“This is a book about abstractions (rules) and following them and breaking them and writing about them and visualizing them and grinding them to dust. It is about consequences and the lack of them and who exactly is privy to them.” The third issue of ON Journal takes the “rule” as its critical through-line, offering an interdisciplinary array of works by contemporary artists and writers.
Join ON Journal, Shelf Shelf, and LVL3 Gallery in launching the third issue of ON! All readers are featured in ON / Rules. Readers include:
Drinks from Marz Community Brewing Co. will be available for purchase, with all funds benefiting the Chicago Community Bond Fund (CCBF). A portion of all book sales at the event will also benefit the CCBF. In dedicating an issue to the broad concept of ‘rules,’ we recognize that rules are often enforced unfairly and disproportionately. CCBF actively works to aid those incarcerated and affected by money bail in Chicago.
About ON Journal:
ON Journal is an interdisciplinary publishing project based out of Chicago, IL. Each issue of the journal is produced as both a printed art book and a reading event. In this way, ON hopes to anthologize experimental arts and writing practices in multiple formats. ON Journal is collaboratively produced by Gabrielle Welsh and Shelf Shelf.

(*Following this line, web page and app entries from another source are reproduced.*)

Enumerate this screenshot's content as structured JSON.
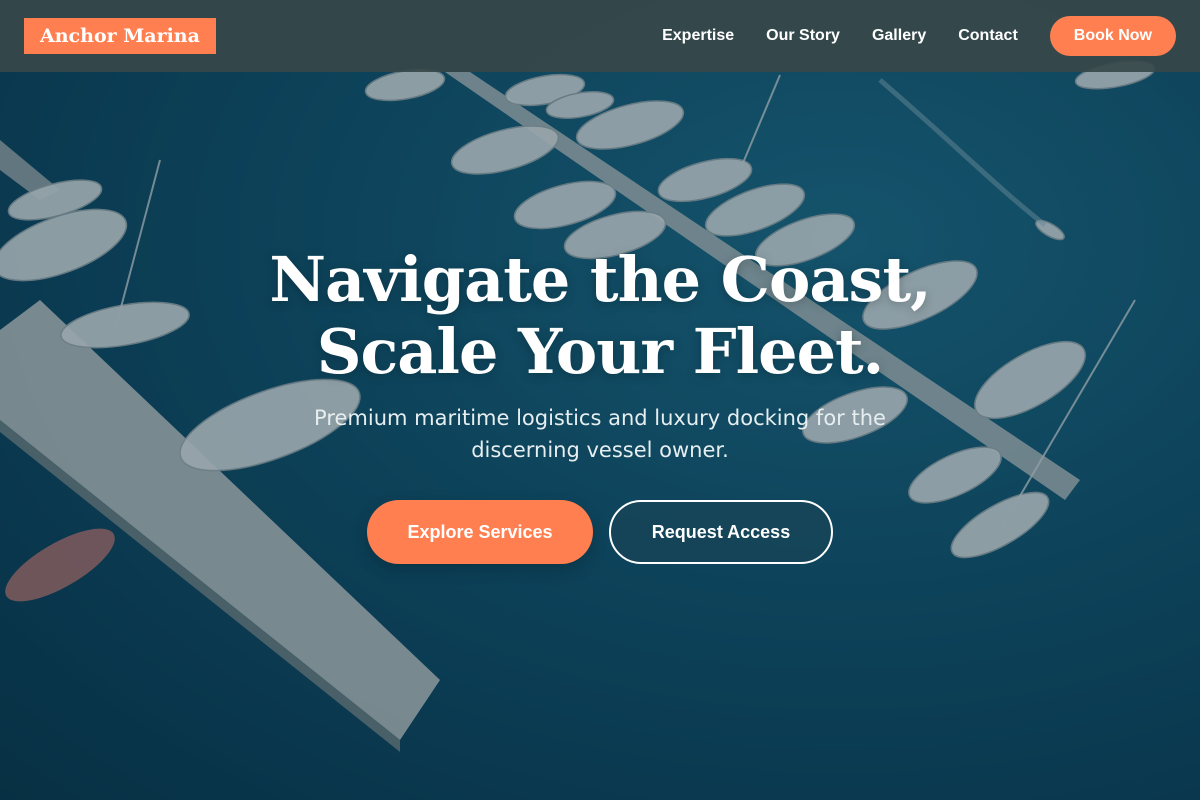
{
  "brand": {
    "name": "Anchor Marina",
    "accent_color": "#ff7f50"
  },
  "nav": {
    "links": [
      "Expertise",
      "Our Story",
      "Gallery",
      "Contact"
    ],
    "cta_label": "Book Now"
  },
  "hero": {
    "title_line_1": "Navigate the Coast,",
    "title_line_2": "Scale Your Fleet.",
    "subtitle": "Premium maritime logistics and luxury docking for the discerning vessel owner.",
    "primary_button": "Explore Services",
    "secondary_button": "Request Access",
    "background_image": "aerial-marina-photo"
  }
}
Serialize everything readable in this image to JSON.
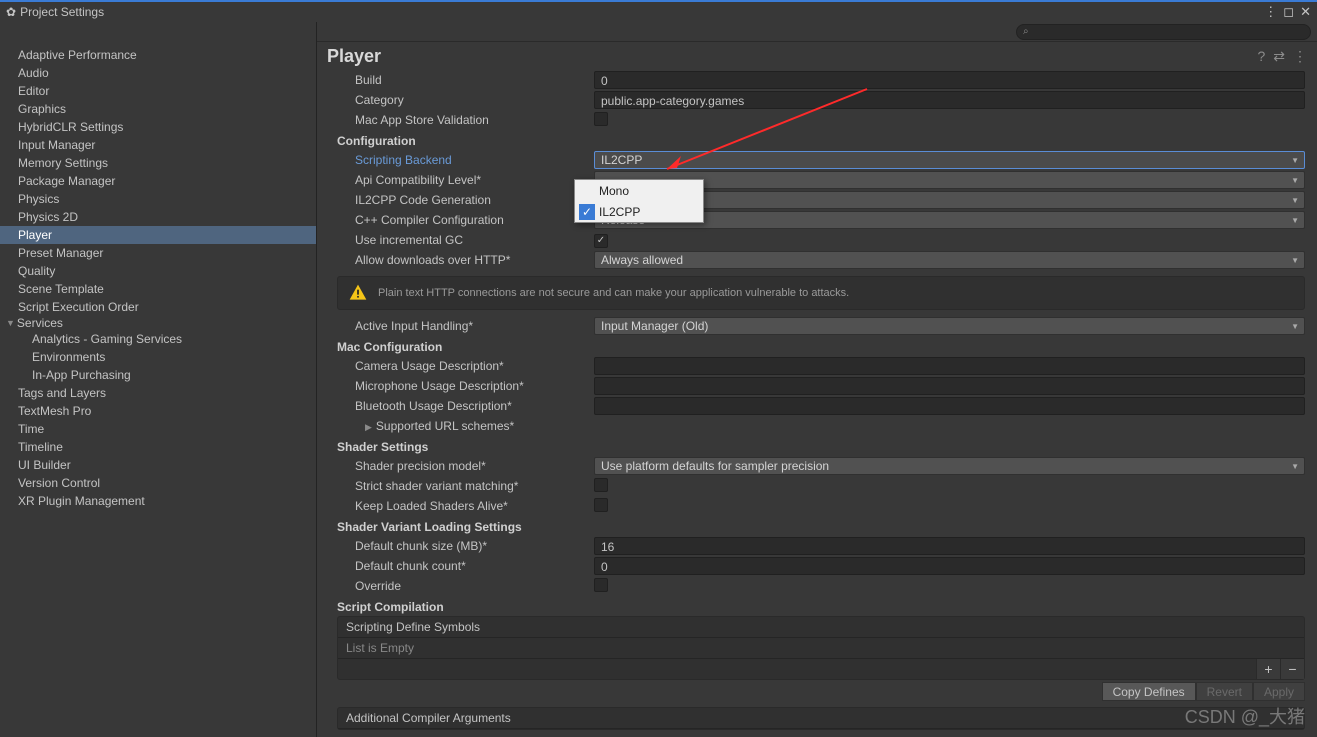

About Shelf Shelf:
Shelf Shelf is a Chicago-based publishing imprint and collaborative design practice founded by Lucas Reif and Austin White.
About Chicago Community Bond Fund:
The Chicago Community Bond Fund (CCBF) pays bond for people charged with crimes in Cook County, Illinois. Through a revolving fund, CCBF supports individuals whose communities cannot afford to pay the bonds themselves and who have been impacted by structural violence. Inability to pay bond results in higher rates of conviction, longer sentences, loss of housing and jobs, separation of families, and lost custody of children. By paying bond, CCBF restores the presumption of innocence before trial and enables recipients to remain free while fighting their cases.